For most, the weekend is a time for rest and relaxation.

Surgeon Obi Nnajiuba, however, spends his weekends caring for trauma patients while super-fast cars or motorbikes race past at high speed.

The fifth-year registrar in upper-gastrointestinal surgery at Barking, Havering and Redbridge University Hospitals NHS Trust (BHRUT) is a medical volunteer at Brands Hatch, a motor racing circuit in Kent.

Obi got involved around a decade ago when he noticed the Brands Hatch logo on the uniform of colleagues at Kent Air Ambulance.

As a “casual observer” of motorsport, Obi’s involvement was driven by his medical interest in traumatic injury and pre-hospital care.

“That’s always something I have been interested in,” he said.

Despite the high speeds, Obi said he would “rather crash a race car at 100mph than crash my family car at 60mph on the A13”.

“They are built differently," he explained.

“You do see people walk out of absolute wreckages, thinking ‘blimey, how did you survive that?'”

He has, however, seen two fatalities in his time: a motorcyclist who suffered head and chest injuries after coming off her bike and a marshal who died when a car flew off the circuit and hit their post.

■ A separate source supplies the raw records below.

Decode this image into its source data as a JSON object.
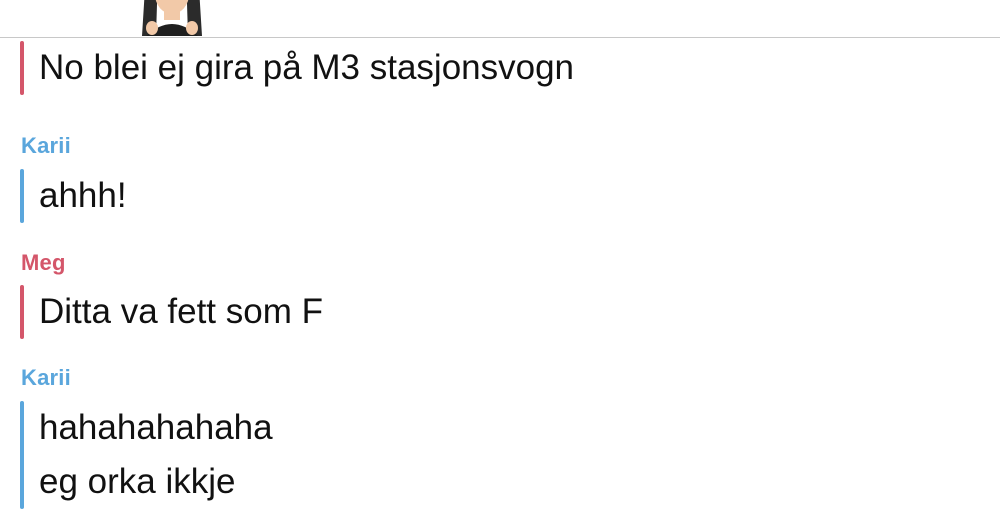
{
  "colors": {
    "karii": "#5aa6dc",
    "meg": "#d4566a",
    "text": "#111111",
    "divider": "#c8c8c8"
  },
  "header": {
    "avatar_icon": "bitmoji-avatar-icon"
  },
  "messages": [
    {
      "sender": "",
      "lines": [
        "No blei ej gira på M3 stasjonsvogn"
      ]
    },
    {
      "sender": "Karii",
      "lines": [
        "ahhh!"
      ]
    },
    {
      "sender": "Meg",
      "lines": [
        "Ditta va fett som F"
      ]
    },
    {
      "sender": "Karii",
      "lines": [
        "hahahahahaha",
        "eg orka ikkje"
      ]
    }
  ]
}
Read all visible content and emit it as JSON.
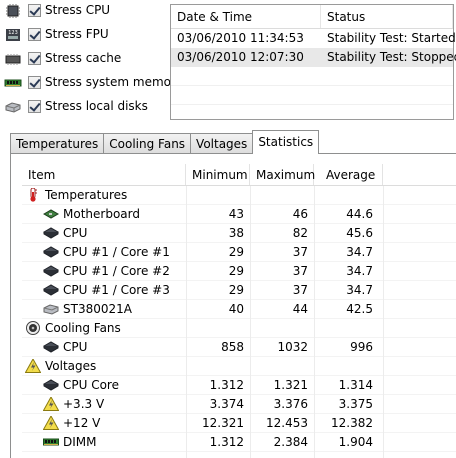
{
  "stress": [
    {
      "label": "Stress CPU",
      "icon": "cpu-icon",
      "checked": true
    },
    {
      "label": "Stress FPU",
      "icon": "fpu-icon",
      "checked": true
    },
    {
      "label": "Stress cache",
      "icon": "cache-icon",
      "checked": true
    },
    {
      "label": "Stress system memory",
      "icon": "memory-icon",
      "checked": true
    },
    {
      "label": "Stress local disks",
      "icon": "disk-icon",
      "checked": true
    }
  ],
  "fpu_icon_text": "123",
  "log": {
    "headers": {
      "date": "Date & Time",
      "status": "Status"
    },
    "rows": [
      {
        "date": "03/06/2010 11:34:53",
        "status": "Stability Test: Started"
      },
      {
        "date": "03/06/2010 12:07:30",
        "status": "Stability Test: Stopped"
      }
    ]
  },
  "tabs": [
    {
      "label": "Temperatures",
      "active": false
    },
    {
      "label": "Cooling Fans",
      "active": false
    },
    {
      "label": "Voltages",
      "active": false
    },
    {
      "label": "Statistics",
      "active": true
    }
  ],
  "grid": {
    "headers": {
      "item": "Item",
      "min": "Minimum",
      "max": "Maximum",
      "avg": "Average"
    },
    "rows": [
      {
        "type": "cat",
        "label": "Temperatures",
        "icon": "thermometer-icon"
      },
      {
        "type": "sub",
        "label": "Motherboard",
        "icon": "motherboard-icon",
        "min": "43",
        "max": "46",
        "avg": "44.6"
      },
      {
        "type": "sub",
        "label": "CPU",
        "icon": "chip-icon",
        "min": "38",
        "max": "82",
        "avg": "45.6"
      },
      {
        "type": "sub",
        "label": "CPU #1 / Core #1",
        "icon": "chip-icon",
        "min": "29",
        "max": "37",
        "avg": "34.7"
      },
      {
        "type": "sub",
        "label": "CPU #1 / Core #2",
        "icon": "chip-icon",
        "min": "29",
        "max": "37",
        "avg": "34.7"
      },
      {
        "type": "sub",
        "label": "CPU #1 / Core #3",
        "icon": "chip-icon",
        "min": "29",
        "max": "37",
        "avg": "34.7"
      },
      {
        "type": "sub",
        "label": "ST380021A",
        "icon": "disk-icon",
        "min": "40",
        "max": "44",
        "avg": "42.5"
      },
      {
        "type": "cat",
        "label": "Cooling Fans",
        "icon": "fan-icon"
      },
      {
        "type": "sub",
        "label": "CPU",
        "icon": "chip-icon",
        "min": "858",
        "max": "1032",
        "avg": "996"
      },
      {
        "type": "cat",
        "label": "Voltages",
        "icon": "voltage-icon"
      },
      {
        "type": "sub",
        "label": "CPU Core",
        "icon": "chip-icon",
        "min": "1.312",
        "max": "1.321",
        "avg": "1.314"
      },
      {
        "type": "sub",
        "label": "+3.3 V",
        "icon": "voltage-icon",
        "min": "3.374",
        "max": "3.376",
        "avg": "3.375"
      },
      {
        "type": "sub",
        "label": "+12 V",
        "icon": "voltage-icon",
        "min": "12.321",
        "max": "12.453",
        "avg": "12.382"
      },
      {
        "type": "sub",
        "label": "DIMM",
        "icon": "memory-icon",
        "min": "1.312",
        "max": "2.384",
        "avg": "1.904"
      }
    ]
  }
}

The job can be hazardous for the medics too.

Even when races are yellow-flagged for an accident – meaning cars slow down and are not allowed to overtake – flying debris can pose a risk.

“We are always told: 'Never turn your back to the action',' said Obi.

“I have had colleagues sat in the medical car and cars have come past and a spring or something has come off and smashed through the medical car’s window.”

Obi grew up in Rainham and Newham and volunteered at Oldchurch and St George’s hospitals as a teen, before eventually working as a senior house officer at BHRUT from 2013 to 2015.

He returned to the trust last October, after a period working at Southend and Royal London hospitals.

As well as Brands Hatch, Obi occasionally works at Silverstone and Goodwood circuits. While he has become more interested in motorsports over time, he maintained that he is still not “a petrolhead”.